KERI NOBLE is the daughter of a Southern Baptist minister who sang in the church choir when she was a youngster, so it follows one might expect to find her music in the Christian genre. Not so; Noble’s debut, full-length CD, “Fearless,” is a fully-realized singer-songwriter CD in the vein of Ricki Lee Jones, Fiona Apple or Sarah McLachlan.
oble is on a nationwide tour to promote “Fearless,” and will be visiting New York, San Francisco, Los Angeles, Boston and Atlanta. This coming Wednesday, we have the good fortune of being able to see her locally at Doc Ricketts’ Lab in Monterey.
Born in Fort Worth, Texas, Noble grew up in Detroit. Her earliest exposure to music was, naturally, at her father’s church and through piano lessons. Her horizons were suddenly expanded, however, when she transferred from her high school in the suburbs to the school in the city where her mother taught Spanish.
Suddenly, she was surrounded by students from different cultural backgrounds and got to listen to rock, hip hop and R&B for the first time.
Noble began writing songs while she was at community college in Dearborn, Mich., but the defining moment in beginning her career truly came when a friend gave her a copy of Joni Mitchell’s “Blue.”
“I had never even heard of Joni Mitchell,” she said. “I thought, ‘Oh, does anyone know who this woman is?’ ”
In Mitchell, Noble found a woman who used her music as a vehicle to express her inner thoughts and feelings.
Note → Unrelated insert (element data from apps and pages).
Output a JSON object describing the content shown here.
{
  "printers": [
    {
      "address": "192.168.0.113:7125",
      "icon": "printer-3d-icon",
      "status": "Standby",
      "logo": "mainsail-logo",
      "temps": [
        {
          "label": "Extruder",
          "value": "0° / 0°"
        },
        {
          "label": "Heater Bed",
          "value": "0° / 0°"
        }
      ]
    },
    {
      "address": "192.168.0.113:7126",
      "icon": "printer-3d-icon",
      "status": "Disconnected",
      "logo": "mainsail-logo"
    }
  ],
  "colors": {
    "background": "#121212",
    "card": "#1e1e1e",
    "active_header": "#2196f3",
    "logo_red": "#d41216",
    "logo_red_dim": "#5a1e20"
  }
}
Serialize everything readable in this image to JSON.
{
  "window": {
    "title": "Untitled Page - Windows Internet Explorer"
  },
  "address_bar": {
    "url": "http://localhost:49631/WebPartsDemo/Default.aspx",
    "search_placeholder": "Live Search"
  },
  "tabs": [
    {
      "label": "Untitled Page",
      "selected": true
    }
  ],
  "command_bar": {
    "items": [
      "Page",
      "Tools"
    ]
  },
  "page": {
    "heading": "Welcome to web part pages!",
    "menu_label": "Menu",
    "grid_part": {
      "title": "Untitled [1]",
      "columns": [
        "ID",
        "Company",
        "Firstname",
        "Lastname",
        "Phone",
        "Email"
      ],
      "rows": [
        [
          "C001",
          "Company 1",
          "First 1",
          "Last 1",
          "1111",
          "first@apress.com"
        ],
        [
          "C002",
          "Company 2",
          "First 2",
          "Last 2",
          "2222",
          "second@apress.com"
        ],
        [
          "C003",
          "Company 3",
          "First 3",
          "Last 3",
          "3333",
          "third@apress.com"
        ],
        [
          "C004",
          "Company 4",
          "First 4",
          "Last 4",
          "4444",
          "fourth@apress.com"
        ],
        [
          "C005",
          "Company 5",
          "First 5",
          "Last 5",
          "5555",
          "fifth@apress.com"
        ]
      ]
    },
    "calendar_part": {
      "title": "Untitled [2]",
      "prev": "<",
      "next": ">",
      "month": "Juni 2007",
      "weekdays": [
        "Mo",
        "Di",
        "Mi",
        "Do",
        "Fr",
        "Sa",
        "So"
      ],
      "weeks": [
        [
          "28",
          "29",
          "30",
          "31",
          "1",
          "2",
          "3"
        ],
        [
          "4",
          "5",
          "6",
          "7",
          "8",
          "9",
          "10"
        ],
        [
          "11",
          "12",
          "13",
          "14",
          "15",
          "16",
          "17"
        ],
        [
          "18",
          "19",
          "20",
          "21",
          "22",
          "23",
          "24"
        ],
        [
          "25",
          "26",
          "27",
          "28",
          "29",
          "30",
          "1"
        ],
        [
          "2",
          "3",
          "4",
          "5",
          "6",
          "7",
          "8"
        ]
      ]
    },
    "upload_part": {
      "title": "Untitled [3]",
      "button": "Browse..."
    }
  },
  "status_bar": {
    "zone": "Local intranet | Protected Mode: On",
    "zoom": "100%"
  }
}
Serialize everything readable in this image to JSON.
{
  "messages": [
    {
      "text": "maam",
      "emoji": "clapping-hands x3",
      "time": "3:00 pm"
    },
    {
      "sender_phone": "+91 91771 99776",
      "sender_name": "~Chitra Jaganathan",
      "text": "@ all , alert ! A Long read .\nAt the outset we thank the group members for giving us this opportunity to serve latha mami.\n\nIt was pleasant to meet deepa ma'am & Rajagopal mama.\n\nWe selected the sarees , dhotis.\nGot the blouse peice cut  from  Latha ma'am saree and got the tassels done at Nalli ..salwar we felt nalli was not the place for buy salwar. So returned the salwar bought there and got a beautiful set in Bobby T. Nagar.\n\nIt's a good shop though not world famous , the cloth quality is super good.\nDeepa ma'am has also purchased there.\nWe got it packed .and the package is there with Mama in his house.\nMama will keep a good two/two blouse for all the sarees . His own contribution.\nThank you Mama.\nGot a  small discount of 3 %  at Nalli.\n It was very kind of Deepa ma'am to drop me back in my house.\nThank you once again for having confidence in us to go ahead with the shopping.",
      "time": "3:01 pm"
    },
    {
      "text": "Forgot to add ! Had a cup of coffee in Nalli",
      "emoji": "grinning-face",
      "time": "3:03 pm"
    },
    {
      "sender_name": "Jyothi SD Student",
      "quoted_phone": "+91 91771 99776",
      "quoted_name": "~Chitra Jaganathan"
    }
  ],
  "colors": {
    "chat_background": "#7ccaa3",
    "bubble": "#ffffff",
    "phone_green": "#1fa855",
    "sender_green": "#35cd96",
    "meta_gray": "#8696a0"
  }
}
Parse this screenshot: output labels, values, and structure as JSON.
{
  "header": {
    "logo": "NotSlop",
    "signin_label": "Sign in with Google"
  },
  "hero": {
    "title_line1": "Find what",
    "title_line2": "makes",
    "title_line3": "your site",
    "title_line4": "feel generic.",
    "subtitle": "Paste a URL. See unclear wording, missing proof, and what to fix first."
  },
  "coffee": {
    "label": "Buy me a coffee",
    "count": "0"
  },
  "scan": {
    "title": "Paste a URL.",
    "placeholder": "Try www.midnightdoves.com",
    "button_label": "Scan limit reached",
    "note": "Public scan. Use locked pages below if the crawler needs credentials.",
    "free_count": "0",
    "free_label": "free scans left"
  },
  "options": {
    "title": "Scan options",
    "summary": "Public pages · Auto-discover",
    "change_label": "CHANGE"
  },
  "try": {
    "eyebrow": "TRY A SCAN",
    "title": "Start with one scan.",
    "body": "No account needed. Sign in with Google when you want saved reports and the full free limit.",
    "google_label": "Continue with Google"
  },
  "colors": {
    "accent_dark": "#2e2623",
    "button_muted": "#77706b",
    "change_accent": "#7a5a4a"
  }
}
She realized that music was what she wanted to do as a career and left college to pursue her goal.
Noble played several nights a week in Detroit coffeehouses, hauling her keyboard and amplifier around in her car, and one night was heard by musician Billy McLaughlin. McLaughlin offered to showcase Noble’s work in Minneapolis. She was immediately taken with the city.
“I was so struck at how much art there was in Minneapolis … (it) was like this mystical place; I couldn’t believe such places existed.”
McLaughlin introduced her to producer Jeff Arundel, who encouraged her to sign with managing and booking agents. Through Arundel, she eventually was heard by Manhattan/EMI executives who signed her to their label. The end result was “Fearless,” produced by Arundel.
Critics already are tipping Noble for the big time, so Wednesday’s chance to see a local show should not be passed up.
First published in "411", The Salinas Californian, April 8, 2004